▶ Instructions for the task: What is needed is an exact copy of every entry below.

(Website and app data records)
★ ★ ★ ★ ★ ★ ★

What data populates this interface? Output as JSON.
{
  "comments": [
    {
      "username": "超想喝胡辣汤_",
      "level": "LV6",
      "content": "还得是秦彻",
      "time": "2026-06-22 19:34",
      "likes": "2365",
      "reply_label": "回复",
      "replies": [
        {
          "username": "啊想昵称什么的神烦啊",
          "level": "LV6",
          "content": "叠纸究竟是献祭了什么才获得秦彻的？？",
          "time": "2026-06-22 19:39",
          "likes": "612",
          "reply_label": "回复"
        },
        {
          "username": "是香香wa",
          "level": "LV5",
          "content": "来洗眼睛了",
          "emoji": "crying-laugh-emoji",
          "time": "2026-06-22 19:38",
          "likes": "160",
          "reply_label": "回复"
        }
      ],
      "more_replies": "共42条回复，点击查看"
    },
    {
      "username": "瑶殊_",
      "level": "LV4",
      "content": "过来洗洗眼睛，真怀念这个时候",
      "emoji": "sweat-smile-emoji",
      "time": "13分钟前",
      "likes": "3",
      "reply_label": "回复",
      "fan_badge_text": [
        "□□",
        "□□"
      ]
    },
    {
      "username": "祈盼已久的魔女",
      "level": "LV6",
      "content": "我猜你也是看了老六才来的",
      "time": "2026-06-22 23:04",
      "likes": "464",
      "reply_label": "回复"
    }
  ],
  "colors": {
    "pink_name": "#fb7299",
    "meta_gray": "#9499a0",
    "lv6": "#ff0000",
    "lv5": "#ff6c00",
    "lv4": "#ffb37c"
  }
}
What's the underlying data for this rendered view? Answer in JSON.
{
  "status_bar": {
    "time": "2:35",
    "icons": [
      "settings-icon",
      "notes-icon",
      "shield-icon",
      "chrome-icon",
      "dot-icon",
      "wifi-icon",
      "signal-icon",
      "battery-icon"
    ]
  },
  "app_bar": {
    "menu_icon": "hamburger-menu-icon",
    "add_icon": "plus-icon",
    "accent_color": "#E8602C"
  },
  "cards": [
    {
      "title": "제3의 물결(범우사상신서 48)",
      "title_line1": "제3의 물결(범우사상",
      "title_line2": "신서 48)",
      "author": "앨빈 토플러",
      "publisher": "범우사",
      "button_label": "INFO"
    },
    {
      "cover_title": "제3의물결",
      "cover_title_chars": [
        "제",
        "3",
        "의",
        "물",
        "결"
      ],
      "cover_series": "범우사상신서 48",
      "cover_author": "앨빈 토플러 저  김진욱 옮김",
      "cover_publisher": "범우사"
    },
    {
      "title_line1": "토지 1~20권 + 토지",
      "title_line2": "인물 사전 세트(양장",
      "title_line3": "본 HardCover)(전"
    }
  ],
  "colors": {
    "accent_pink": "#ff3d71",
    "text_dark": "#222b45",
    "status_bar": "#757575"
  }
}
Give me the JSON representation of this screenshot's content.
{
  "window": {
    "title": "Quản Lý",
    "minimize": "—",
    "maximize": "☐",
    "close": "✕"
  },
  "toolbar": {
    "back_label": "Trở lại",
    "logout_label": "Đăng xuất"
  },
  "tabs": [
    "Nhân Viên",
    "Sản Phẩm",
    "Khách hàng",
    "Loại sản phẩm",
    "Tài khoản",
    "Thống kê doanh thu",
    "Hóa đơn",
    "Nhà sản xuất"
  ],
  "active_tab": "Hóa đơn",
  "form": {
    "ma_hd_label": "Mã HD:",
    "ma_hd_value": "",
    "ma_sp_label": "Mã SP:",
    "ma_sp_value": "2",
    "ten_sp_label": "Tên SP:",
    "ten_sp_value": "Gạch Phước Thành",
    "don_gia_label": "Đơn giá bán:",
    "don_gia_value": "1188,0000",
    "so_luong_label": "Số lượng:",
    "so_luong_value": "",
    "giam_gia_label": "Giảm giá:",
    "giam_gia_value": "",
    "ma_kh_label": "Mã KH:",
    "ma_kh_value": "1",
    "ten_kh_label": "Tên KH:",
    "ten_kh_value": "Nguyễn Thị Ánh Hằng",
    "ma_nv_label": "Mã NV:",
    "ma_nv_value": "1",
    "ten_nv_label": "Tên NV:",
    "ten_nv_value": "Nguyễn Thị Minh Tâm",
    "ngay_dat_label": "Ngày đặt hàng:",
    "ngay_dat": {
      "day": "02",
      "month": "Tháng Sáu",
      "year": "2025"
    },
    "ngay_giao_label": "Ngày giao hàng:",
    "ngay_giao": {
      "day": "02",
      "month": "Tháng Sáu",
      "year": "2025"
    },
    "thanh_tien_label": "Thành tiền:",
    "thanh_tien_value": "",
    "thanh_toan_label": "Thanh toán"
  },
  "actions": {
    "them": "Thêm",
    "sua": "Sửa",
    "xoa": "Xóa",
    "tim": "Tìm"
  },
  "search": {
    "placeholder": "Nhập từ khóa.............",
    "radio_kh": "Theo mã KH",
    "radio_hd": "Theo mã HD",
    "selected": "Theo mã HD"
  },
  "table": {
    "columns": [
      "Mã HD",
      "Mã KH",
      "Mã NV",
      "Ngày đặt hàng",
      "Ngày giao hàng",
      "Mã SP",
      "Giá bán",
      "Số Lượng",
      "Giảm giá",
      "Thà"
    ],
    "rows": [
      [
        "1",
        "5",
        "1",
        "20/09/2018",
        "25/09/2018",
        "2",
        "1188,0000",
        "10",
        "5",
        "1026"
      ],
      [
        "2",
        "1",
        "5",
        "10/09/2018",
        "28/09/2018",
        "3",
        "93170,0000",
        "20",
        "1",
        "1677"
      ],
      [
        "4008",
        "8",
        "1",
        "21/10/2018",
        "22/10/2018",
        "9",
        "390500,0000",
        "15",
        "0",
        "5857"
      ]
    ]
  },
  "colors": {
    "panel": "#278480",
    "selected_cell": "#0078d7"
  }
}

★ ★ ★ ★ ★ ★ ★

▶ Answer area:
What data populates this interface? Output as JSON.
{
  "comments": [
    {
      "username": "超想喝胡辣汤_",
      "level": "LV6",
      "content": "还得是秦彻",
      "time": "2026-06-22 19:34",
      "likes": "2365",
      "reply_label": "回复",
      "replies": [
        {
          "username": "啊想昵称什么的神烦啊",
          "level": "LV6",
          "content": "叠纸究竟是献祭了什么才获得秦彻的？？",
          "time": "2026-06-22 19:39",
          "likes": "612",
          "reply_label": "回复"
        },
        {
          "username": "是香香wa",
          "level": "LV5",
          "content": "来洗眼睛了",
          "emoji": "crying-laugh-emoji",
          "time": "2026-06-22 19:38",
          "likes": "160",
          "reply_label": "回复"
        }
      ],
      "more_replies": "共42条回复，点击查看"
    },
    {
      "username": "瑶殊_",
      "level": "LV4",
      "content": "过来洗洗眼睛，真怀念这个时候",
      "emoji": "sweat-smile-emoji",
      "time": "13分钟前",
      "likes": "3",
      "reply_label": "回复",
      "fan_badge_text": [
        "□□",
        "□□"
      ]
    },
    {
      "username": "祈盼已久的魔女",
      "level": "LV6",
      "content": "我猜你也是看了老六才来的",
      "time": "2026-06-22 23:04",
      "likes": "464",
      "reply_label": "回复"
    }
  ],
  "colors": {
    "pink_name": "#fb7299",
    "meta_gray": "#9499a0",
    "lv6": "#ff0000",
    "lv5": "#ff6c00",
    "lv4": "#ffb37c"
  }
}
What's the underlying data for this rendered view? Answer in JSON.
{
  "status_bar": {
    "time": "2:35",
    "icons": [
      "settings-icon",
      "notes-icon",
      "shield-icon",
      "chrome-icon",
      "dot-icon",
      "wifi-icon",
      "signal-icon",
      "battery-icon"
    ]
  },
  "app_bar": {
    "menu_icon": "hamburger-menu-icon",
    "add_icon": "plus-icon",
    "accent_color": "#E8602C"
  },
  "cards": [
    {
      "title": "제3의 물결(범우사상신서 48)",
      "title_line1": "제3의 물결(범우사상",
      "title_line2": "신서 48)",
      "author": "앨빈 토플러",
      "publisher": "범우사",
      "button_label": "INFO"
    },
    {
      "cover_title": "제3의물결",
      "cover_title_chars": [
        "제",
        "3",
        "의",
        "물",
        "결"
      ],
      "cover_series": "범우사상신서 48",
      "cover_author": "앨빈 토플러 저  김진욱 옮김",
      "cover_publisher": "범우사"
    },
    {
      "title_line1": "토지 1~20권 + 토지",
      "title_line2": "인물 사전 세트(양장",
      "title_line3": "본 HardCover)(전"
    }
  ],
  "colors": {
    "accent_pink": "#ff3d71",
    "text_dark": "#222b45",
    "status_bar": "#757575"
  }
}
Give me the JSON representation of this screenshot's content.
{
  "window": {
    "title": "Quản Lý",
    "minimize": "—",
    "maximize": "☐",
    "close": "✕"
  },
  "toolbar": {
    "back_label": "Trở lại",
    "logout_label": "Đăng xuất"
  },
  "tabs": [
    "Nhân Viên",
    "Sản Phẩm",
    "Khách hàng",
    "Loại sản phẩm",
    "Tài khoản",
    "Thống kê doanh thu",
    "Hóa đơn",
    "Nhà sản xuất"
  ],
  "active_tab": "Hóa đơn",
  "form": {
    "ma_hd_label": "Mã HD:",
    "ma_hd_value": "",
    "ma_sp_label": "Mã SP:",
    "ma_sp_value": "2",
    "ten_sp_label": "Tên SP:",
    "ten_sp_value": "Gạch Phước Thành",
    "don_gia_label": "Đơn giá bán:",
    "don_gia_value": "1188,0000",
    "so_luong_label": "Số lượng:",
    "so_luong_value": "",
    "giam_gia_label": "Giảm giá:",
    "giam_gia_value": "",
    "ma_kh_label": "Mã KH:",
    "ma_kh_value": "1",
    "ten_kh_label": "Tên KH:",
    "ten_kh_value": "Nguyễn Thị Ánh Hằng",
    "ma_nv_label": "Mã NV:",
    "ma_nv_value": "1",
    "ten_nv_label": "Tên NV:",
    "ten_nv_value": "Nguyễn Thị Minh Tâm",
    "ngay_dat_label": "Ngày đặt hàng:",
    "ngay_dat": {
      "day": "02",
      "month": "Tháng Sáu",
      "year": "2025"
    },
    "ngay_giao_label": "Ngày giao hàng:",
    "ngay_giao": {
      "day": "02",
      "month": "Tháng Sáu",
      "year": "2025"
    },
    "thanh_tien_label": "Thành tiền:",
    "thanh_tien_value": "",
    "thanh_toan_label": "Thanh toán"
  },
  "actions": {
    "them": "Thêm",
    "sua": "Sửa",
    "xoa": "Xóa",
    "tim": "Tìm"
  },
  "search": {
    "placeholder": "Nhập từ khóa.............",
    "radio_kh": "Theo mã KH",
    "radio_hd": "Theo mã HD",
    "selected": "Theo mã HD"
  },
  "table": {
    "columns": [
      "Mã HD",
      "Mã KH",
      "Mã NV",
      "Ngày đặt hàng",
      "Ngày giao hàng",
      "Mã SP",
      "Giá bán",
      "Số Lượng",
      "Giảm giá",
      "Thà"
    ],
    "rows": [
      [
        "1",
        "5",
        "1",
        "20/09/2018",
        "25/09/2018",
        "2",
        "1188,0000",
        "10",
        "5",
        "1026"
      ],
      [
        "2",
        "1",
        "5",
        "10/09/2018",
        "28/09/2018",
        "3",
        "93170,0000",
        "20",
        "1",
        "1677"
      ],
      [
        "4008",
        "8",
        "1",
        "21/10/2018",
        "22/10/2018",
        "9",
        "390500,0000",
        "15",
        "0",
        "5857"
      ]
    ]
  },
  "colors": {
    "panel": "#278480",
    "selected_cell": "#0078d7"
  }
}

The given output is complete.